#Syria’n Opposition Response to Human Rights Watch (@HRW) “Open Letter To The Leaders of The Syrian Opposition”
We are a group of Syrian bloggers, writers, activists, and independent citizens. We would like to commend your efforts to bring to light violations of human rights whatever their nature or source may be. We have read your letter to the leaders of the Syrian opposition highlighting “increasing evidence…of kidnappings, the use of torture, and executions by armed Syrian opposition members”, and we would like to respond with the following:
All efforts to expose criminal actions and violations of human rights are commendable. The Syrian uprising began with human rights at the forefront of its values. “Freedom” was one of the first words uttered in the chants of this uprising. It was also accompanied, at least in the beginning, with the chants of “Selmiya, Selmiya” (peaceful, peaceful). In one of the most memorable scenes of this revolution captured on video, Mohamed Abd Al Wahab from the town of Baidah (near to Banias) exclaims: “I’m a human being, not an animal!”, referring to the dehumanizing treatment of citizens by the security forces. The essence of the Syrian uprising is the people’s struggle for their human rights: the right of every Syrian citizen to freedom and dignity. The Assad regime has denied and suppressed these basic human rights for decades, employing every fear tactic imaginable: systematic murder (including but not limited to the massacre of Hama, 1982); mass imprisonment; and torture. These tactics of brutality have paralyzed the Syrian people in silence and fear, until March 2011.
Hence, we believe that the violations outlined by this report do not, and cannot, represent the entire opposition movement. We reject any implication that taints the entire opposition with these actions. This report has already been put to political use by mouthpieces and propagandists of the Syrian regime in order to bolster the notion that there are two equal sides to this crisis and that violence is more or less equal. This proposition is a gross exaggeration and utterly untrue. Criminal actions by armed opposition members, while appalling, are minuscule compared to the systematic criminal repression of the regime.

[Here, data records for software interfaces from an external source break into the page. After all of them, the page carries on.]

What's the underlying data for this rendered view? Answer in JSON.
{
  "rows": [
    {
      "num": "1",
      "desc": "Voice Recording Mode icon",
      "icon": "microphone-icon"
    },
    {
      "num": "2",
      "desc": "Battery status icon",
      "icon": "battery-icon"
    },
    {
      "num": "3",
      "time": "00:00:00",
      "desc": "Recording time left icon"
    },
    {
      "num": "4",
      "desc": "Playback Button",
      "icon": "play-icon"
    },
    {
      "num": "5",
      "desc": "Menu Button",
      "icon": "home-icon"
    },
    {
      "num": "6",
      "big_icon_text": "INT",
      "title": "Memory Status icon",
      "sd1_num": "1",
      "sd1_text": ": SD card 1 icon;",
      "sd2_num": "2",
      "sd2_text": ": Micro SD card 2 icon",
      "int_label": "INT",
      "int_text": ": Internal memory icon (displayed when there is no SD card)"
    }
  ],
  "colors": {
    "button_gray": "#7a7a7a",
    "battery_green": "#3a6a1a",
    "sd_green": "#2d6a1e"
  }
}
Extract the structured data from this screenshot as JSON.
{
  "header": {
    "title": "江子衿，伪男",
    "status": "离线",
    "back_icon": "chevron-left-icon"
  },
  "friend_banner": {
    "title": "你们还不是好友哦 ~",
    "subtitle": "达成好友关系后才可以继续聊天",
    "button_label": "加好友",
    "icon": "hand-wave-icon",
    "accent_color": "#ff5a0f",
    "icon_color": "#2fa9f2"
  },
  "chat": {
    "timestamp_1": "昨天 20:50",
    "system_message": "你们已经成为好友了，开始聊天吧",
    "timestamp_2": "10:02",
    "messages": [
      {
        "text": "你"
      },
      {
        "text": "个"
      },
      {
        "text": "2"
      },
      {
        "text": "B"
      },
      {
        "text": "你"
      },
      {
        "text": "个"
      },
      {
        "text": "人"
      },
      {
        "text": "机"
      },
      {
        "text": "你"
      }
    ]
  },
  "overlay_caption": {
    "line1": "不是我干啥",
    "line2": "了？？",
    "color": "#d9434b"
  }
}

Many Syrians, understandably, have reacted to your report with anger and frustration. There is simply no mechanism in place to investigate these allegations or bring the perpetrators to justice and put them through fair trials. We can only realistically expect human rights to be ingrained and firmly upheld by state laws when Syria is free and democratic. Our struggle is not only with the Assad regime, but with a legacy of thuggery and Mukhabarat torture that infiltrated every aspect of life in Syria.
Finally, we must stress a very significant point in the HRW letter: it’s not always easy to identify armed opposition. As mentioned in the letter:

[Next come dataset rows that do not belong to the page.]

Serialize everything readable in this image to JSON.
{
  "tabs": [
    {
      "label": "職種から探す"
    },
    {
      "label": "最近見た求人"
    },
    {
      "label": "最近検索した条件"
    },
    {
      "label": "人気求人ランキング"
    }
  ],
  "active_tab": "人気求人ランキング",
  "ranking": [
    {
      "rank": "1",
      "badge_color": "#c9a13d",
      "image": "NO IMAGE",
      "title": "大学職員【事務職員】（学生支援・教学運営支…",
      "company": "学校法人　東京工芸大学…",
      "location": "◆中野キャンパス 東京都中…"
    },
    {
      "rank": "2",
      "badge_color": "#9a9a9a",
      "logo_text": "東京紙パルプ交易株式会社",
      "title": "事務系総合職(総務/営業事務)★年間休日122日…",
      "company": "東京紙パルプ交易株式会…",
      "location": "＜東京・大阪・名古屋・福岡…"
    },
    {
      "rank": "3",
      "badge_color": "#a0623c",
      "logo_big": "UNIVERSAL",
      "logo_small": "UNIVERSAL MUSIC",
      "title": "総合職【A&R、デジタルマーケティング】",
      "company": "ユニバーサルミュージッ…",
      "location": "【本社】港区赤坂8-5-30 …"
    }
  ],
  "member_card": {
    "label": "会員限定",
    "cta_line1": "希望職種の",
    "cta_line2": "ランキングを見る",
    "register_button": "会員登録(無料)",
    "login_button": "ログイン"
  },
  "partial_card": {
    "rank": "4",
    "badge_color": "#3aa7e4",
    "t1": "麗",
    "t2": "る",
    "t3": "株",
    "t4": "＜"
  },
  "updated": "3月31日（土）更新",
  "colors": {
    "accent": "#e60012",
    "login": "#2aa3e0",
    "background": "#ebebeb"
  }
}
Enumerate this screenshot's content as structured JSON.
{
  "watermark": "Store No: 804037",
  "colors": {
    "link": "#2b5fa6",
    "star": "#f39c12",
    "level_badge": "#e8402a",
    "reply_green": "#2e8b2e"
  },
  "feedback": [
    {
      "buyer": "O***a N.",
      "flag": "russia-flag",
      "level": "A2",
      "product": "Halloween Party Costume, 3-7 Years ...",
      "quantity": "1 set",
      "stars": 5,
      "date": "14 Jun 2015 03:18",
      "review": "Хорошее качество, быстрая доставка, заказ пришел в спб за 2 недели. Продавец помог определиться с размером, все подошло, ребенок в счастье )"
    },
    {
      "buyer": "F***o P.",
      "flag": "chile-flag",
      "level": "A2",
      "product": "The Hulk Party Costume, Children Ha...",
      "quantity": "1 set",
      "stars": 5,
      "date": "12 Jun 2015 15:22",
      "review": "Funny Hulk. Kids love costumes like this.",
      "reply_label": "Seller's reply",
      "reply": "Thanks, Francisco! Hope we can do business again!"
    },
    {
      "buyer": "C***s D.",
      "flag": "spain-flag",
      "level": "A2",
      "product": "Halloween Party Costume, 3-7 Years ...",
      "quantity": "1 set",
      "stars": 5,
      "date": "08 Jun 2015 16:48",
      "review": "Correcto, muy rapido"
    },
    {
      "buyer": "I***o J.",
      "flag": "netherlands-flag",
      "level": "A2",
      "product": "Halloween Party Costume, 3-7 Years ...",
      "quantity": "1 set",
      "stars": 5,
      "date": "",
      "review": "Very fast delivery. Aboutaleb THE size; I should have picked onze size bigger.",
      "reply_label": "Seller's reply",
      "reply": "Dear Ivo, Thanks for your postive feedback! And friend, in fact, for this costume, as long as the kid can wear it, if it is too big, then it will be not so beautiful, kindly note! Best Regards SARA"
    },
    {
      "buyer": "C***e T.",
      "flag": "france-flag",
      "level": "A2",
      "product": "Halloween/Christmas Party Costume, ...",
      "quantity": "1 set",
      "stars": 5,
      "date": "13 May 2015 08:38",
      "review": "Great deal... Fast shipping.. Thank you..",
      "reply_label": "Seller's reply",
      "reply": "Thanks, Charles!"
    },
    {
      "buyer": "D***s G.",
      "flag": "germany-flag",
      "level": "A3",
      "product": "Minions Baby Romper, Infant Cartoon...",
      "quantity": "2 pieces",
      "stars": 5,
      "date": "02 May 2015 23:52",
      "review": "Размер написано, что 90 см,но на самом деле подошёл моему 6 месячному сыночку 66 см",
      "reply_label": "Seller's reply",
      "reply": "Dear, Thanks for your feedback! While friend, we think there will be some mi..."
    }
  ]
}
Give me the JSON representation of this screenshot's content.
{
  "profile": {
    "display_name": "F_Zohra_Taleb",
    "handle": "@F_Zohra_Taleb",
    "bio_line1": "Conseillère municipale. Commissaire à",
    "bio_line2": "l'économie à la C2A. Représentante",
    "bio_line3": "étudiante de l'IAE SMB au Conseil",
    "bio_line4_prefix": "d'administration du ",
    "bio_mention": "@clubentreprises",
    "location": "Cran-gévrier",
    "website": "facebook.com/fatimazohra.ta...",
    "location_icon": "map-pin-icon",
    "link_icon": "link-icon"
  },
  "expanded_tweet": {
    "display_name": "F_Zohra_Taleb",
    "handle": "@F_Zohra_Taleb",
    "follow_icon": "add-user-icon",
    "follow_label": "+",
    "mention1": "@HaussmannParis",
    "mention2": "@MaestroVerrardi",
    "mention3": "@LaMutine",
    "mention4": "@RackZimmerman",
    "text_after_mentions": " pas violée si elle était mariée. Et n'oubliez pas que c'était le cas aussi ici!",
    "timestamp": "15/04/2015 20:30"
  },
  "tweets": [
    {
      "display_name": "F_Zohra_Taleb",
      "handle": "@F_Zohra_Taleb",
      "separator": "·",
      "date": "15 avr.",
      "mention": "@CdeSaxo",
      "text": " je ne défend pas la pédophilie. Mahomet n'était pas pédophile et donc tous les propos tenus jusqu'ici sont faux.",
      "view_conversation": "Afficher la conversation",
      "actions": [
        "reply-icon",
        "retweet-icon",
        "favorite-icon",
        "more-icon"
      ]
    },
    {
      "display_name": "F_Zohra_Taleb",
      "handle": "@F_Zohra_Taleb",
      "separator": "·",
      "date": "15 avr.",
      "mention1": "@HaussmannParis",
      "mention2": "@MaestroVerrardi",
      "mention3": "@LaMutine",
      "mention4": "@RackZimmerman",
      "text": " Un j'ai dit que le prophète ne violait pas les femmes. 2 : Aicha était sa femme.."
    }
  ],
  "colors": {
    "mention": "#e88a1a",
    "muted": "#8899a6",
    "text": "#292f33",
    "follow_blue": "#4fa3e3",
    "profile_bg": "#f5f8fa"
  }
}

“Some reports received by Human Rights Watch indicate that in addition to armed groups with political motivations, criminal gangs, sometimes operating in the name of the opposition, may be carrying out some of these crimes.”
Indeed. This has exactly been the case of many kidnappings according to frequent reports from inside Syria, especially the city of Aleppo. When calling family members to demand ransom, the kidnappers identify themselves as members of the Free Syrian Army. While the reality suggests that there are far more likely suspects of these kidnappings: the criminals released from jail at the beginning of the uprising with a presidential pardon. These individuals have often been involved in the thuggish repression of peaceful protesters, and they would not miss the opportunity to smear the Free Syrian Army as well.
In conclusion, while we appreciate Human Rights Watch’s efforts to shed light on the current Syrian crisis and we join HRW in condemning all violations of human rights in Syria, we strongly oppose tainting the Syrian opposition as a whole with these isolated cases. We strongly oppose an attempt to equalize the country-wide spread of atrocities by the Assad regime and the isolated cases by a few anti-regime operatives. As HRW knows from its own previous reports on Syria, there no comparison between the two in the number of dead and imprisoned, and the sheer, indiscriminate brutality directed towards innocent civilians.